--- Exercise directions ---
Search the data below for the word "email" and copy each line that holds it.

--- Data for this exercise ---
◆ ◆ ◆

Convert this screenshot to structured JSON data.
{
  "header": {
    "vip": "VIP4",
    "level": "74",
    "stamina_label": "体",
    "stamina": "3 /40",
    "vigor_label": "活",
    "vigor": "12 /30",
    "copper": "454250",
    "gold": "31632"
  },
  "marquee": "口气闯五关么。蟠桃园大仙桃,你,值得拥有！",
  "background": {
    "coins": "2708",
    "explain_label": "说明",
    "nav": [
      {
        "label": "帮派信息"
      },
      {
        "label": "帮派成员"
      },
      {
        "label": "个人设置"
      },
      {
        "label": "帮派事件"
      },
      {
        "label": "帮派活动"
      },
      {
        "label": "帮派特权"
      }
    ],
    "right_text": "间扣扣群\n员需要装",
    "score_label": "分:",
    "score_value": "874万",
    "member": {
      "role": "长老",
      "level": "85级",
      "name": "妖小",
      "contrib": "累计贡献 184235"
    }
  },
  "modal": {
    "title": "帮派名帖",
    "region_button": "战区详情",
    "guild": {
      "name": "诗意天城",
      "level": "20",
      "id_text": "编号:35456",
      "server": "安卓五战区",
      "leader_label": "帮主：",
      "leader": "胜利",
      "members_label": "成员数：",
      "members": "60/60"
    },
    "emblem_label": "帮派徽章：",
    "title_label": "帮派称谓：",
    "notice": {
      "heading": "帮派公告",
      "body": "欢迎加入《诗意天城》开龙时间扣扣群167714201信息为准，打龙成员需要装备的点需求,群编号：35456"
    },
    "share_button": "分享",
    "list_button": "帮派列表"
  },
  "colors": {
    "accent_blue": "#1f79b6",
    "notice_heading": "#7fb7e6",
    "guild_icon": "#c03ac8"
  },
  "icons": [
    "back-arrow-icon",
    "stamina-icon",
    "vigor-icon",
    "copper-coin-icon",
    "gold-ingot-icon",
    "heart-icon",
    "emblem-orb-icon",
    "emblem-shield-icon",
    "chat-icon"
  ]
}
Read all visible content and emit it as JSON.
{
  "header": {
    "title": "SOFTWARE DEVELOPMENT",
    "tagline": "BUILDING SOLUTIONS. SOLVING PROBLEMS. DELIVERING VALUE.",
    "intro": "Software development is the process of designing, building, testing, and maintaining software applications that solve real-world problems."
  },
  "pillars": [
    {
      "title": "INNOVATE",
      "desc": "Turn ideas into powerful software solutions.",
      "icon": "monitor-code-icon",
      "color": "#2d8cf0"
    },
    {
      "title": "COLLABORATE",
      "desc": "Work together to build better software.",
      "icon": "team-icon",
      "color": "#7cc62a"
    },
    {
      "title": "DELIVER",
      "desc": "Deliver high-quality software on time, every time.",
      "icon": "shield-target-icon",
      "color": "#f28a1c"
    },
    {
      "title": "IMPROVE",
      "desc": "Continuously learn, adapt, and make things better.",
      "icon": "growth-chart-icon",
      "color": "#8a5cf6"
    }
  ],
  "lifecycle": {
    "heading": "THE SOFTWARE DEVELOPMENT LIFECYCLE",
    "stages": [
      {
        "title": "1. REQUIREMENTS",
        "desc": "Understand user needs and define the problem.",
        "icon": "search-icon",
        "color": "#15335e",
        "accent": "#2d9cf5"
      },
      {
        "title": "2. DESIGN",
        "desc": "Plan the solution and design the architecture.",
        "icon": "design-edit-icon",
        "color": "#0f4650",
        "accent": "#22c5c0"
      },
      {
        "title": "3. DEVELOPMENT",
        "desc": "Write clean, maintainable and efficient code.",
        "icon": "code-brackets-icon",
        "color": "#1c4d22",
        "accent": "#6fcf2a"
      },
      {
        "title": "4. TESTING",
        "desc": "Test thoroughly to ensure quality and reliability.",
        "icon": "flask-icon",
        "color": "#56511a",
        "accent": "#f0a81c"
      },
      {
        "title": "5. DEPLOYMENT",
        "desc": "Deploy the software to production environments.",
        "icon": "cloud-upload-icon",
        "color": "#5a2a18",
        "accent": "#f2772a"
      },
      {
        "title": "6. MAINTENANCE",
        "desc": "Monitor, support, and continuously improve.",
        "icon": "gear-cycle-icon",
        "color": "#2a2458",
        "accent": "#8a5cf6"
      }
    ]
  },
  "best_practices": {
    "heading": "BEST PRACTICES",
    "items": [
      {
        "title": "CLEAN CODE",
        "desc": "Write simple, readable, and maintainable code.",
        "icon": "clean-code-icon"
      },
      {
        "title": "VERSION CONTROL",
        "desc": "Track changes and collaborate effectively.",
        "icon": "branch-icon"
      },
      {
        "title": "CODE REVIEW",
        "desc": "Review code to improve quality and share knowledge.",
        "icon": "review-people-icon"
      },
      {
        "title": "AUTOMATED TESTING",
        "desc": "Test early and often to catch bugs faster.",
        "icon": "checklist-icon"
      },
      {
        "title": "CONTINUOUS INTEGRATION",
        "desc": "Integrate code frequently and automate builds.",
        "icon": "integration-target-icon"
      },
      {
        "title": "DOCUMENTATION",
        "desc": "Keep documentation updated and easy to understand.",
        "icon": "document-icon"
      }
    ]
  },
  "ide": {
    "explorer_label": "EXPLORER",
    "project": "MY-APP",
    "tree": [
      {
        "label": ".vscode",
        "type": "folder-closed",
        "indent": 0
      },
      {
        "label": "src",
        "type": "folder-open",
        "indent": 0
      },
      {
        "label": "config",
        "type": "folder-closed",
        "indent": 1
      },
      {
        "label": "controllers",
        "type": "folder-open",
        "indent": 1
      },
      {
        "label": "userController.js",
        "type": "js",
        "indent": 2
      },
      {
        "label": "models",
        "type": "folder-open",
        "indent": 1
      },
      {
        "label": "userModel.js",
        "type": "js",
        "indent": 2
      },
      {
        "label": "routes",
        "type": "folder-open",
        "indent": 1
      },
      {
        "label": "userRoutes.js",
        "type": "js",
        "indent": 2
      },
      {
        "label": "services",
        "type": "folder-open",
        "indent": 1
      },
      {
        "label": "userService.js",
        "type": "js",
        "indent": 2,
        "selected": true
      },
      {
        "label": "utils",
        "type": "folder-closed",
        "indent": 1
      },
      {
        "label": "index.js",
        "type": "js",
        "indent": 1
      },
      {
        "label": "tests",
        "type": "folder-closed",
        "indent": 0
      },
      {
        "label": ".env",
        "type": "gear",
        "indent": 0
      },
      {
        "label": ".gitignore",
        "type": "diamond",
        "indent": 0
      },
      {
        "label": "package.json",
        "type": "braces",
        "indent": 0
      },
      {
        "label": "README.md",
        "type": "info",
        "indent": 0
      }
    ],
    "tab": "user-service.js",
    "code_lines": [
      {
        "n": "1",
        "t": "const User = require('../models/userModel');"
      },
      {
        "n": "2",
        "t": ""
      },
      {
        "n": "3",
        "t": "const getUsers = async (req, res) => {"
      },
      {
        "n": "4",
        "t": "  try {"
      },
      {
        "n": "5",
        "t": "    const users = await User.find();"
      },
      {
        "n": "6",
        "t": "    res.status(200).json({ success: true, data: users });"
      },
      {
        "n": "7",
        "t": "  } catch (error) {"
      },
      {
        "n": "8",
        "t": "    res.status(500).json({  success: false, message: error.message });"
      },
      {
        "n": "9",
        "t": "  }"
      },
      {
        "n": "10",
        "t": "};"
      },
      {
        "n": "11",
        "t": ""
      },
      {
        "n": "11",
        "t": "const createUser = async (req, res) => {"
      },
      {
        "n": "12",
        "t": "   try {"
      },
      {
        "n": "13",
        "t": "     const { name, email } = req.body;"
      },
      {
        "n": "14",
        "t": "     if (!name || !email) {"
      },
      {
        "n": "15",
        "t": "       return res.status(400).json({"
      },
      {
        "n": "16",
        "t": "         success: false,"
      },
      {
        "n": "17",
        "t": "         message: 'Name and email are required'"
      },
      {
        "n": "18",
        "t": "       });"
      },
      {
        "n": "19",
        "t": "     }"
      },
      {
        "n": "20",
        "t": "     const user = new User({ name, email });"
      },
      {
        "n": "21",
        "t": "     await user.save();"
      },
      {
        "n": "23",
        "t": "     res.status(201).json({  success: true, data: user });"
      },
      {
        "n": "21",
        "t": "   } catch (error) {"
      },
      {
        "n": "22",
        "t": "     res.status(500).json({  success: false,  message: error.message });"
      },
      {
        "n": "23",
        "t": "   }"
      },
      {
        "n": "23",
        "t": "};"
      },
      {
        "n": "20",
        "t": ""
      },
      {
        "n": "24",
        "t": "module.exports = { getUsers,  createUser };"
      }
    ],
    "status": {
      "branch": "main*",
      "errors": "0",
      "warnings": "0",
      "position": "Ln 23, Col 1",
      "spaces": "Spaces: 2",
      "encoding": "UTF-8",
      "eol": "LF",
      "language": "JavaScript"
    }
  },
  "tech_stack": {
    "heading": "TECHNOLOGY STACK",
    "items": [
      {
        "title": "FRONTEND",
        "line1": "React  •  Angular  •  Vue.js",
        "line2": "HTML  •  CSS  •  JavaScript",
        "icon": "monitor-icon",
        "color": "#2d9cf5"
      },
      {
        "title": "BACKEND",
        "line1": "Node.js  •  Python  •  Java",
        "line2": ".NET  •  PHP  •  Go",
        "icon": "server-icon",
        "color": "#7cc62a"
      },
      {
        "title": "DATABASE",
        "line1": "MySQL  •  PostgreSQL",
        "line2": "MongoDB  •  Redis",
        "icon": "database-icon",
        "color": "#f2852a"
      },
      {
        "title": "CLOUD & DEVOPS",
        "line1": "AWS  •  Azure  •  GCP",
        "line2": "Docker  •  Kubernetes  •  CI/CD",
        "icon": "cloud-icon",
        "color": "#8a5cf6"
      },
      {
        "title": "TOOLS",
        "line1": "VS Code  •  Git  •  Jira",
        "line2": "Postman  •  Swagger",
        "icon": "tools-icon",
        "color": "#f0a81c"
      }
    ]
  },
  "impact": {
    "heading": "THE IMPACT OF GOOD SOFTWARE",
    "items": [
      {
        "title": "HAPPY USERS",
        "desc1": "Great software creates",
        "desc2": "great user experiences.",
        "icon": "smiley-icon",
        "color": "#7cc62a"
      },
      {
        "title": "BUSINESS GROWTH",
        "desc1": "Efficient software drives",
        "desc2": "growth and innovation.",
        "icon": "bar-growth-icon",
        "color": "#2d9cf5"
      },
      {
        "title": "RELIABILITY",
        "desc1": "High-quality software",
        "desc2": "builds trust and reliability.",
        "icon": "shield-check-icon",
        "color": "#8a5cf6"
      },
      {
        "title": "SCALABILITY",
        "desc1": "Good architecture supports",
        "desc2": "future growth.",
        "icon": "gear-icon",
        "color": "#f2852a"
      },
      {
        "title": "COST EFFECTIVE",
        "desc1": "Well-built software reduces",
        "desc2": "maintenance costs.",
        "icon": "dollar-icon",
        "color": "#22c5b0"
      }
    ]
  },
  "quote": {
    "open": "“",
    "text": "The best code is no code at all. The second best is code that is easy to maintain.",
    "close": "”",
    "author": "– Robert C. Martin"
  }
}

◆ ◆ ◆

--- Result below ---
        "t": "     const { name, email } = req.body;"
        "t": "     if (!name || !email) {"
        "t": "         message: 'Name and email are required'"
        "t": "     const user = new User({ name, email });"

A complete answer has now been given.